All lines of the material below that include the string "this" are to be copied.

......

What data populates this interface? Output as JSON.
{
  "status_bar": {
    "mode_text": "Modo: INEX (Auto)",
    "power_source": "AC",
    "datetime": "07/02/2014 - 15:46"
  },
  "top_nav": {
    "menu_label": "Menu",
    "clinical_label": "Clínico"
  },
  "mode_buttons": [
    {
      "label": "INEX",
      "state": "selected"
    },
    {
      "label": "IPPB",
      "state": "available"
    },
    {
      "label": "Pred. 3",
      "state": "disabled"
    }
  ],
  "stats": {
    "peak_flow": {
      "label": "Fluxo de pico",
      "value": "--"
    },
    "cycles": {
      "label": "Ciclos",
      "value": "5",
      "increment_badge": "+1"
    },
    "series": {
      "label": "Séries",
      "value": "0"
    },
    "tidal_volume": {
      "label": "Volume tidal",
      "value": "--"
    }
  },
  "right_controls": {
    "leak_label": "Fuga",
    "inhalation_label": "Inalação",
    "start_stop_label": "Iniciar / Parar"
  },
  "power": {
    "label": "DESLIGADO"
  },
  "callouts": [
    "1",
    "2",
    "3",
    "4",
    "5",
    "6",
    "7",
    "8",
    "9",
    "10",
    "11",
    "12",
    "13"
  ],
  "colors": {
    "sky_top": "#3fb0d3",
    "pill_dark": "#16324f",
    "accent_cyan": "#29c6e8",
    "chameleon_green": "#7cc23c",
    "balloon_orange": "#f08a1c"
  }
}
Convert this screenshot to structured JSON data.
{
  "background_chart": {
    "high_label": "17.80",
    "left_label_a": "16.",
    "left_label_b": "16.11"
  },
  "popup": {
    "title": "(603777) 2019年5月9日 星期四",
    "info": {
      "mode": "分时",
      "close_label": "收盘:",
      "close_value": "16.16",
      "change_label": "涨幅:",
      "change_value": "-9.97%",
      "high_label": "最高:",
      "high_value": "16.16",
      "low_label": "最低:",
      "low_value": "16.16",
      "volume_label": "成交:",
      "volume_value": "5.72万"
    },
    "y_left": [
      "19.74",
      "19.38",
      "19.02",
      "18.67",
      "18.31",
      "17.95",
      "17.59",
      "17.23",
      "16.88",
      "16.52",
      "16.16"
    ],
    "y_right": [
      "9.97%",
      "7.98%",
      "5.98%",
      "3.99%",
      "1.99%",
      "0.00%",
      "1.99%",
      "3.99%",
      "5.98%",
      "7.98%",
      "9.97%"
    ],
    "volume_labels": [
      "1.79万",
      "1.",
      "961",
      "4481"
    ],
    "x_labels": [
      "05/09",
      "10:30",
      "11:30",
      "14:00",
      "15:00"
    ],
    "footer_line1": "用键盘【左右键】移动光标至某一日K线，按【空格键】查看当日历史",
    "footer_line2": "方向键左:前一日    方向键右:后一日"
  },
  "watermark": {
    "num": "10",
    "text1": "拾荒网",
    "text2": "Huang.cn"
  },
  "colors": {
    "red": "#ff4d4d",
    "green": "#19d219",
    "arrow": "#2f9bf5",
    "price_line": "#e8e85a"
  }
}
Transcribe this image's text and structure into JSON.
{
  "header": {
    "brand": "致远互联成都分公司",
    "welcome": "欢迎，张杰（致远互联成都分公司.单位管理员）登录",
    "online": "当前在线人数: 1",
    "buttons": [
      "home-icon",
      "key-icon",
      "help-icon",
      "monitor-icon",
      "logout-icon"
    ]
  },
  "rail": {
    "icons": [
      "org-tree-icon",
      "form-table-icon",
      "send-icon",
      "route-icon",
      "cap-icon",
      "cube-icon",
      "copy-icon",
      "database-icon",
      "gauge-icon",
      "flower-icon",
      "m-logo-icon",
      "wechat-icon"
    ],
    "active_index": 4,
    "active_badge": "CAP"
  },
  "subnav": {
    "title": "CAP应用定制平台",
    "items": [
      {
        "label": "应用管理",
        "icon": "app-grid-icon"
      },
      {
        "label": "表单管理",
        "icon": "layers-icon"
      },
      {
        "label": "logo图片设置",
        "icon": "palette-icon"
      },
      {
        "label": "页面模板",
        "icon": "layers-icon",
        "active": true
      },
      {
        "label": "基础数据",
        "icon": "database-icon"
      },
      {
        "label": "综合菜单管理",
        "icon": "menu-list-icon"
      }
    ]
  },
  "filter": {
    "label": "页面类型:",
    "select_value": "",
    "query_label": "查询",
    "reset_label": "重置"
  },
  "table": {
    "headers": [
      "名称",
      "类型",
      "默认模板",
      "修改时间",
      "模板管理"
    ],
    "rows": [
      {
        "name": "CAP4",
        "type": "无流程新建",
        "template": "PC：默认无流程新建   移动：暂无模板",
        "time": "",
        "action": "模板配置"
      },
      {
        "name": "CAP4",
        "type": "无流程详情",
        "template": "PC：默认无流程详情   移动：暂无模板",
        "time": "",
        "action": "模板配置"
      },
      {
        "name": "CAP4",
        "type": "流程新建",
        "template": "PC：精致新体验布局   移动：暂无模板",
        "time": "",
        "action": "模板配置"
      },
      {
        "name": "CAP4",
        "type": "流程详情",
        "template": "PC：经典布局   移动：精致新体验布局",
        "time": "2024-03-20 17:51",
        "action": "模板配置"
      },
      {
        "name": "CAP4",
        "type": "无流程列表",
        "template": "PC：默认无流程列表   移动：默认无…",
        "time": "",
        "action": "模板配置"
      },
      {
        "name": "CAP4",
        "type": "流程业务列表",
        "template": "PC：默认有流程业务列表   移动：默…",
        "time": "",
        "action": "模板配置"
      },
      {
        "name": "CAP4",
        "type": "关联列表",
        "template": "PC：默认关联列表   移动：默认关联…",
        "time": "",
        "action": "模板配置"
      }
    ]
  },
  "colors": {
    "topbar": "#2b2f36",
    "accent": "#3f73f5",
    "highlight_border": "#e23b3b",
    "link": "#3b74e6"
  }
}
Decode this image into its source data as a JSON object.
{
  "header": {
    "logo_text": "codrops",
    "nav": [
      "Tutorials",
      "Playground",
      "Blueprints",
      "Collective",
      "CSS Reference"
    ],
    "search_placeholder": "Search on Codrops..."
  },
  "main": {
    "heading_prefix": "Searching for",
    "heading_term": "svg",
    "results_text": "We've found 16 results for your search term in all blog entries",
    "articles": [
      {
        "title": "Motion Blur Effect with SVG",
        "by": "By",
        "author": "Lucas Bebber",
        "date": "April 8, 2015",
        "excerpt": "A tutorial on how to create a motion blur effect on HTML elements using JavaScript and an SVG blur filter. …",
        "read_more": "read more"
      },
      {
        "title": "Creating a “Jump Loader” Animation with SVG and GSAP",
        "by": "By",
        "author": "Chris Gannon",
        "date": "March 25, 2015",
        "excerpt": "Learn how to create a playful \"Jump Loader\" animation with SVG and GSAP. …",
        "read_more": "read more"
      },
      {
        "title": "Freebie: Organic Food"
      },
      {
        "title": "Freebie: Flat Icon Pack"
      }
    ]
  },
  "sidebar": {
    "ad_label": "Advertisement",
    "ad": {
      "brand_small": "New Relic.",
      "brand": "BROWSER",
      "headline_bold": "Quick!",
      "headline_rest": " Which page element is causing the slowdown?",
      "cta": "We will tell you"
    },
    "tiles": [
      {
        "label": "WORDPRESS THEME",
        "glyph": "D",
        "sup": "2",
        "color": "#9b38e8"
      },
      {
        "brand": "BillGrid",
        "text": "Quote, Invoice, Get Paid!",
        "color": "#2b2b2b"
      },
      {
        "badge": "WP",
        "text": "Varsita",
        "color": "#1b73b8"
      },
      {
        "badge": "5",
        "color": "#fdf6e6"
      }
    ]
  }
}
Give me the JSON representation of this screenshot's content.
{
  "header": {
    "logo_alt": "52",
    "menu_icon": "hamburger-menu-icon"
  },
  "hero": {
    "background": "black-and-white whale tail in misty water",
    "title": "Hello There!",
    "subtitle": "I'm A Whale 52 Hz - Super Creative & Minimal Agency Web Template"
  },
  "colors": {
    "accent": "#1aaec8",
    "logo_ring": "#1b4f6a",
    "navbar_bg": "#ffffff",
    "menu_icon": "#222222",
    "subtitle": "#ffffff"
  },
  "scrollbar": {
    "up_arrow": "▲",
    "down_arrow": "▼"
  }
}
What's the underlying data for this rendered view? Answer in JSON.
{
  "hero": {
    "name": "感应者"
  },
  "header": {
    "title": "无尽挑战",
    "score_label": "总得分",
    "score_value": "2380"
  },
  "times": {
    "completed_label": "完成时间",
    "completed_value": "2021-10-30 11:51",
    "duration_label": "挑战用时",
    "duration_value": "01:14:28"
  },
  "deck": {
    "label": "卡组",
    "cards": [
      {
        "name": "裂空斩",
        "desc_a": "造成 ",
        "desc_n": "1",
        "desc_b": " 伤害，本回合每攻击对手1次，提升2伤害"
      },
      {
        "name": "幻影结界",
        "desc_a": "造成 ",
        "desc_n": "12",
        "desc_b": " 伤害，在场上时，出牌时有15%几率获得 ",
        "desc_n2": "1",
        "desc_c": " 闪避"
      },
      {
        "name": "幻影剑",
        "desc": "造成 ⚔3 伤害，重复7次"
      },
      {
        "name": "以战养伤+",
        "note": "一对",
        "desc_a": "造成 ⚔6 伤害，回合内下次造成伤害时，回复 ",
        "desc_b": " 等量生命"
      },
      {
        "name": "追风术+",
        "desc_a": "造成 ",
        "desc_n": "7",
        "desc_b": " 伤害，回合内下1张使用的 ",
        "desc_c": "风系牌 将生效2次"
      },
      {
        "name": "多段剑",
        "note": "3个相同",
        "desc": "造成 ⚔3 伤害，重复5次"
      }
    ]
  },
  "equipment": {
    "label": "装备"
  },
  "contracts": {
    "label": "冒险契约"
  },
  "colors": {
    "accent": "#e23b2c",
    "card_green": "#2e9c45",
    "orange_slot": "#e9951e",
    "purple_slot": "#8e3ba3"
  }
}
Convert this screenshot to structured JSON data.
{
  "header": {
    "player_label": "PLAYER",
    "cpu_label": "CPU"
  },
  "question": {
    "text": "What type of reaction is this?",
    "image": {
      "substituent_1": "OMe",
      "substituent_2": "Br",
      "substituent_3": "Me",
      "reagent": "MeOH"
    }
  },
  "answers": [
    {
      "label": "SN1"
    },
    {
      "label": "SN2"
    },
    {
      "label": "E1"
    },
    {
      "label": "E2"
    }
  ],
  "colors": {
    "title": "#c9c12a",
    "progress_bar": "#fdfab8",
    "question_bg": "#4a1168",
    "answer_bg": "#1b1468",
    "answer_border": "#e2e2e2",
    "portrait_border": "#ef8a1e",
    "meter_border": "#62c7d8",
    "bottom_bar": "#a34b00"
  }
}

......

> **Exercise response**
What data populates this interface? Output as JSON.
Convert this screenshot to structured JSON data.
Transcribe this image's text and structure into JSON.
Decode this image into its source data as a JSON object.
Give me the JSON representation of this screenshot's content.
What's the underlying data for this rendered view? Answer in JSON.
Convert this screenshot to structured JSON data.
    "text": "What type of reaction is this?",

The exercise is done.